AFTER 53 years, the Australian contingent of the UN peacekeeping force (Unficyp) lowered its flag for the last time on Friday ahead of its departure from Cyprus mainly for budgetary reasons.
Special Representative of the UN Secretary General in Cyprus and Head of Mission, Elizabeth Spehar said Australia was departing at an important moment in the island’s history.
“Australia has been sending its finest to this mission for 53 years, from Unficyp’s earliest days,” she said. “Australia’s sustained support to UNFICYP is but one example of the country’s deep commitment to peace and security worldwide, reflected in its place within the top 12 financial contributors to UN peacekeeping globally.”
Some 1,600 Australian police peacekeepers have served in Cyprus over half a century since 1964, three of whom were killed. In 2017, there were seven Australians serving in Unpol.
Australia’s decision to withdraw was made in 2015, an Australian government statement said, having taken into account a range of considerations
The level of increased interest and capacity of many EU and EU-candidate states in shouldering regional peacekeeping tasks, in particular in a fellow-EU member state was one.

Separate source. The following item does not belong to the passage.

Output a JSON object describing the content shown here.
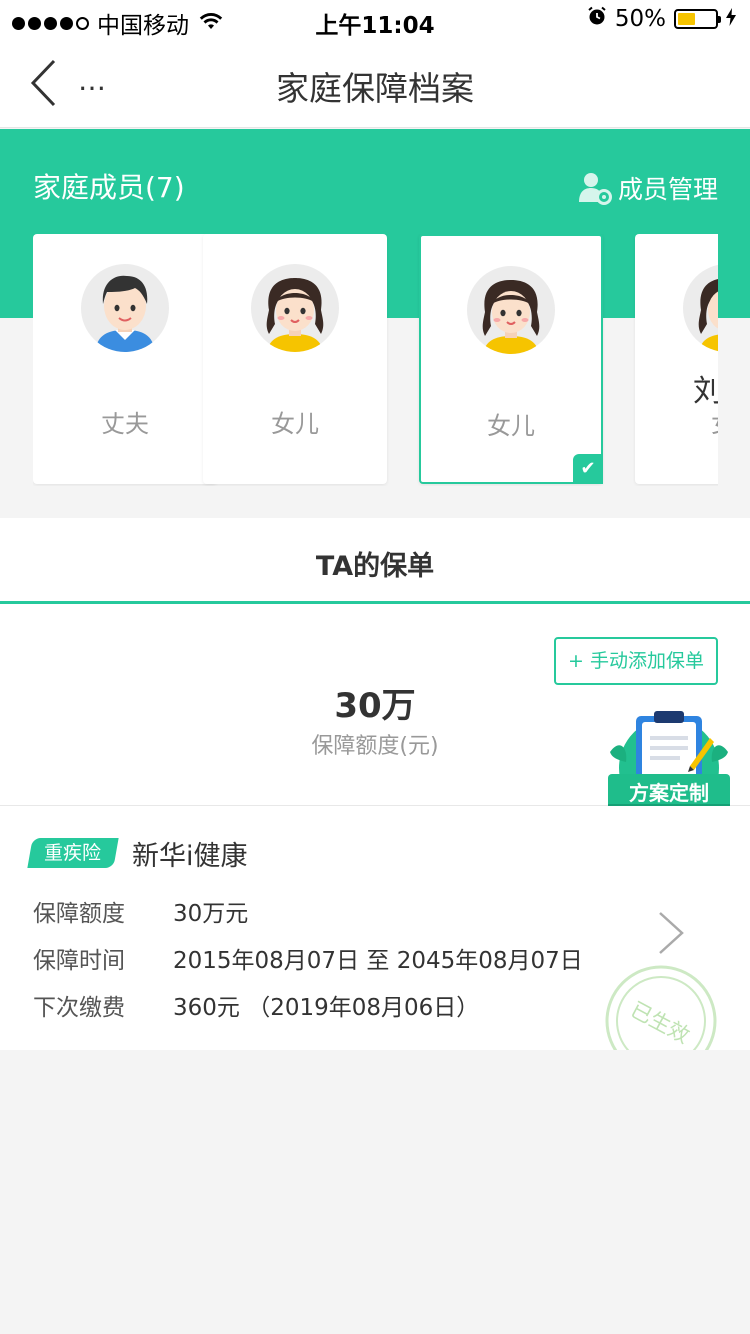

“Australia’s important role in this mission, and the collegiality and professionalism of its police officers, will be sorely missed,” Spehar said. “We are also encouraged by the commitment of Australia to offer its assistance to the parties for the development of a future federal police force of a united Cyprus. Yours is a successful model from which Cyprus could surely benefit significantly.”

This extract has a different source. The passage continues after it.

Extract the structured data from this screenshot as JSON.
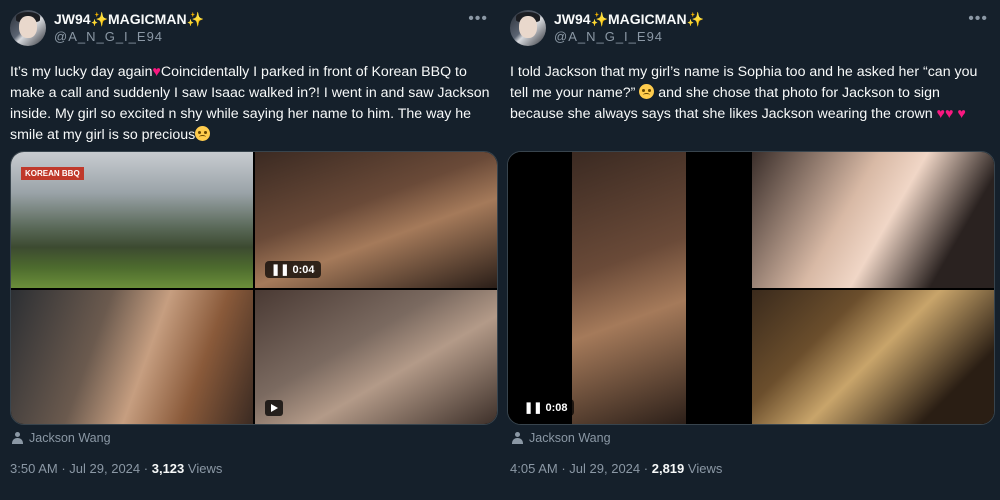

Spehar noted that the Australian police “depart as we enter a potentially defining moment in the island’s history,” adding that “it is our sincere hope that the continuation of the negotiations in Switzerland at month’s end will bear fruit, and that the long sought-after goal of a re-unified island will be realised.”